# Exercise description:
The entries below must be restated word for word.

# Extracted data entries:
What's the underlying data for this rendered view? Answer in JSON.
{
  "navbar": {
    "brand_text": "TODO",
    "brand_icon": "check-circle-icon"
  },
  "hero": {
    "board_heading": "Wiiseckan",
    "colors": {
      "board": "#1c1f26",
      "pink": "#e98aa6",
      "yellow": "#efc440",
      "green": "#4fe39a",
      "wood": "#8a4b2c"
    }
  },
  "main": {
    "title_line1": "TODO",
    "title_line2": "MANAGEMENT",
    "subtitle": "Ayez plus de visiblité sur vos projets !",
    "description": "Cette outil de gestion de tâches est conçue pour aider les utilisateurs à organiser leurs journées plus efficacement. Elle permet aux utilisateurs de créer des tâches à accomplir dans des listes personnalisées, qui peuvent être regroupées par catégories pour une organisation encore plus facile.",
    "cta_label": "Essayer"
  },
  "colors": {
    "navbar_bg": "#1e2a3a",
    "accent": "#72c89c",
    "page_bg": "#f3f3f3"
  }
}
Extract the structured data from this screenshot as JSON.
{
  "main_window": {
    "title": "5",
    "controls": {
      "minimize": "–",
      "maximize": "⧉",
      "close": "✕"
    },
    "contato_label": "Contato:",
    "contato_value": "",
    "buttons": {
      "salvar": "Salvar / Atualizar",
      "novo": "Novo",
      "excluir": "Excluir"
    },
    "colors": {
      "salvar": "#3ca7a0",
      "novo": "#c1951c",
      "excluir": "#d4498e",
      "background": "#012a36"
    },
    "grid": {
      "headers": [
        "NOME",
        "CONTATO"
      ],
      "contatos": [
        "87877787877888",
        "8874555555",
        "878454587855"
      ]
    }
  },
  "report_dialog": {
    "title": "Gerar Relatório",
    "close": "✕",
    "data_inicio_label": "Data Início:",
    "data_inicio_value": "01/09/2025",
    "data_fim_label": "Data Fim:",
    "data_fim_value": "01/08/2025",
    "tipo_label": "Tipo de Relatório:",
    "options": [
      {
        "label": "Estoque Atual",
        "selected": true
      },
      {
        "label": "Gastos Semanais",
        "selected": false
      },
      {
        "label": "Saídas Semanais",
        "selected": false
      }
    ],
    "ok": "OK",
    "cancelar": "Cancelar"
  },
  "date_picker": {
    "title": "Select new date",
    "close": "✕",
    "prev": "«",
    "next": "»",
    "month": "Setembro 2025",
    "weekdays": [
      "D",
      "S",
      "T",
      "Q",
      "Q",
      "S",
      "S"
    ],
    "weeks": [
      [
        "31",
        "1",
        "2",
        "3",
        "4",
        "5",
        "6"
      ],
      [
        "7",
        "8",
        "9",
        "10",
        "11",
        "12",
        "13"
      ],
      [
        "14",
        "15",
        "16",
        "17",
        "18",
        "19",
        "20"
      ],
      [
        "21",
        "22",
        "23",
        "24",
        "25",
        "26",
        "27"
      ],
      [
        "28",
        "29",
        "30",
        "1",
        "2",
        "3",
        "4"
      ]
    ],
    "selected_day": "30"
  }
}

# Task response:
What's the underlying data for this rendered view? Answer in JSON.
{
  "navbar": {
    "brand_text": "TODO",
    "brand_icon": "check-circle-icon"
  },
  "hero": {
    "board_heading": "Wiiseckan",
    "colors": {
      "board": "#1c1f26",
      "pink": "#e98aa6",
      "yellow": "#efc440",
      "green": "#4fe39a",
      "wood": "#8a4b2c"
    }
  },
  "main": {
    "title_line1": "TODO",
    "title_line2": "MANAGEMENT",
    "subtitle": "Ayez plus de visiblité sur vos projets !",
    "description": "Cette outil de gestion de tâches est conçue pour aider les utilisateurs à organiser leurs journées plus efficacement. Elle permet aux utilisateurs de créer des tâches à accomplir dans des listes personnalisées, qui peuvent être regroupées par catégories pour une organisation encore plus facile.",
    "cta_label": "Essayer"
  },
  "colors": {
    "navbar_bg": "#1e2a3a",
    "accent": "#72c89c",
    "page_bg": "#f3f3f3"
  }
}
Extract the structured data from this screenshot as JSON.
{
  "main_window": {
    "title": "5",
    "controls": {
      "minimize": "–",
      "maximize": "⧉",
      "close": "✕"
    },
    "contato_label": "Contato:",
    "contato_value": "",
    "buttons": {
      "salvar": "Salvar / Atualizar",
      "novo": "Novo",
      "excluir": "Excluir"
    },
    "colors": {
      "salvar": "#3ca7a0",
      "novo": "#c1951c",
      "excluir": "#d4498e",
      "background": "#012a36"
    },
    "grid": {
      "headers": [
        "NOME",
        "CONTATO"
      ],
      "contatos": [
        "87877787877888",
        "8874555555",
        "878454587855"
      ]
    }
  },
  "report_dialog": {
    "title": "Gerar Relatório",
    "close": "✕",
    "data_inicio_label": "Data Início:",
    "data_inicio_value": "01/09/2025",
    "data_fim_label": "Data Fim:",
    "data_fim_value": "01/08/2025",
    "tipo_label": "Tipo de Relatório:",
    "options": [
      {
        "label": "Estoque Atual",
        "selected": true
      },
      {
        "label": "Gastos Semanais",
        "selected": false
      },
      {
        "label": "Saídas Semanais",
        "selected": false
      }
    ],
    "ok": "OK",
    "cancelar": "Cancelar"
  },
  "date_picker": {
    "title": "Select new date",
    "close": "✕",
    "prev": "«",
    "next": "»",
    "month": "Setembro 2025",
    "weekdays": [
      "D",
      "S",
      "T",
      "Q",
      "Q",
      "S",
      "S"
    ],
    "weeks": [
      [
        "31",
        "1",
        "2",
        "3",
        "4",
        "5",
        "6"
      ],
      [
        "7",
        "8",
        "9",
        "10",
        "11",
        "12",
        "13"
      ],
      [
        "14",
        "15",
        "16",
        "17",
        "18",
        "19",
        "20"
      ],
      [
        "21",
        "22",
        "23",
        "24",
        "25",
        "26",
        "27"
      ],
      [
        "28",
        "29",
        "30",
        "1",
        "2",
        "3",
        "4"
      ]
    ],
    "selected_day": "30"
  }
}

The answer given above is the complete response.